As guidance from the sector, by the sector, the Early Years Coalition intends for Birth to 5 Matters to listen and respond to what practitioners tell us they want and need.
We began by asking practitioners to tell us what they wanted in an online survey which closed on 2 November, and were pleased to gather the thoughts of over 1600 respondents. The response helped us to begin to shape the guidance to meet the needs of the sector.
There were endorsements for building on Development Matters (2012), updated and improved to reflect current evidence and practice expertise. It also pointed out some of the most difficult areas to resolve, on which we are continuing to consult.
You can read a detailed breakdown of the questions and responses.
Here is what we heard from the survey, and how we are responding:
- The EYFS Principles should provide the structure for the guidance.
We drafted the expanded guidance under the principles of A Unique Child, Positive Relationships, Enabling Environments, and Learning and Development, to support understanding of important elements of early years pedagogy.
- More guidance is needed on play and the Characteristics of Effective Learning.
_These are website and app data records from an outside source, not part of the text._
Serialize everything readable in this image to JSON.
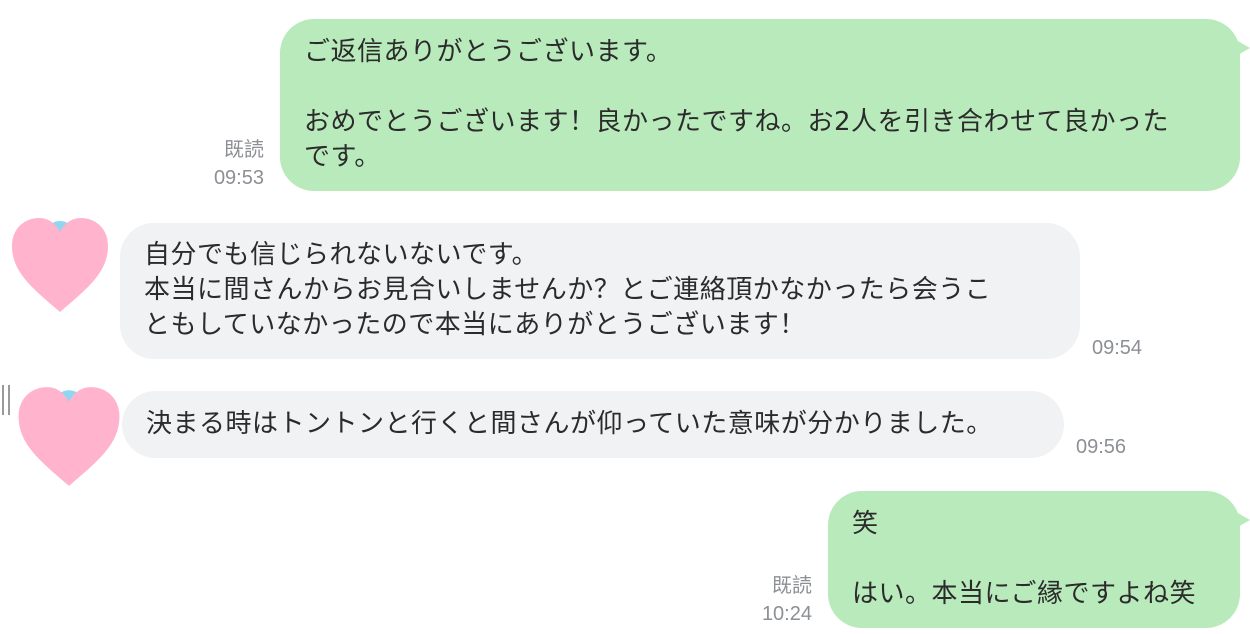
{
  "messages": [
    {
      "direction": "outgoing",
      "lines": [
        "ご返信ありがとうございます。",
        "",
        "おめでとうございます！良かったですね。お2人を引き合わせて良かった",
        "です。"
      ],
      "read_label": "既読",
      "time": "09:53"
    },
    {
      "direction": "incoming",
      "avatar": "heart-avatar",
      "lines": [
        "自分でも信じられないないです。",
        "本当に間さんからお見合いしませんか？とご連絡頂かなかったら会うこ",
        "ともしていなかったので本当にありがとうございます！"
      ],
      "time": "09:54"
    },
    {
      "direction": "incoming",
      "avatar": "heart-avatar",
      "lines": [
        "決まる時はトントンと行くと間さんが仰っていた意味が分かりました。"
      ],
      "time": "09:56"
    },
    {
      "direction": "outgoing",
      "lines": [
        "笑",
        "",
        "はい。本当にご縁ですよね笑"
      ],
      "read_label": "既読",
      "time": "10:24"
    }
  ],
  "colors": {
    "outgoing_bubble": "#b8eabb",
    "incoming_bubble": "#f1f2f4",
    "meta_text": "#8c8f94",
    "avatar_heart": "#ffb3cc",
    "avatar_accent": "#8fd6f2"
  }
}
We developed expanded sections on both play and the Characteristics of Effective Learning, and on the adult role in both. We are also developing examples of the CoEL in action, to be woven through the grids for areas of learning and development.
- Illustrating typical developmental progression is helpful, especially for new or less qualified practitioners, but it should not be prescriptive.
We are providing pathways for all the areas of development and learning, while all the guidance emphasises that these are examples of overall progression, while individual children will follow their own directions and rates.
- The guidance should support observation, assessment and planning without being used as a checklist.
We have developed expanded guidance on formative assessment, and emphasise that learning is complex and different for each child so a checklist approach is wrong. The format may encourage thinking about what the child is learning, rather than matching to a statement or band.
- The guidance should support periodic assessment of progress with best-fit bands.
We have maintained bands which can be used for periodic summative assessment, loosely linking to typical ages in a best-fit approach. Guidance on best-fit judgements and using the information will be available.
- Additional resources would be used for CPD.
We are planning for a wide range of additional resources and references to be available on our website, linked from an online version of the guidance.
- More information/support is needed on SEND and EAL.
We will have input from our specialist Working Group for SEND on supplying online guidance and resources; have new guidance on families and communities and will provide further online guidance on EAL.
- More emphasis should be placed on wellbeing.
We have highlighted emotional and physical wellbeing throughout, and reviews by Working Groups are ensuring this is woven through all areas of guidance.
- Keep the existing strands within the Areas of Learning and Development.
We retained the strands, including Space, Shape and Measure and Technology; where these are different from revised ELGs (2021), the links have been identified.
- Age/stage identification is helpful, but many are concerned about prescriptive age expectations.
We are continuing to consult on a revised format for presenting developmental trajectory alongside typical ages, to support understanding of overall progress while putting less emphasis on links to ages.
- There is a need to update and improve descriptors in the Areas of Learning and Development.
We have appointed specialist Working Groups of practitioners and academic experts, who are reviewing and updating all the descriptors.
- Don’t change too much.
We are maintaining the basic format of Unique Child, and adult role under Positive Relationships and Enabling Environments; we are making changes only where we have research or practice evidence that it is an improvement.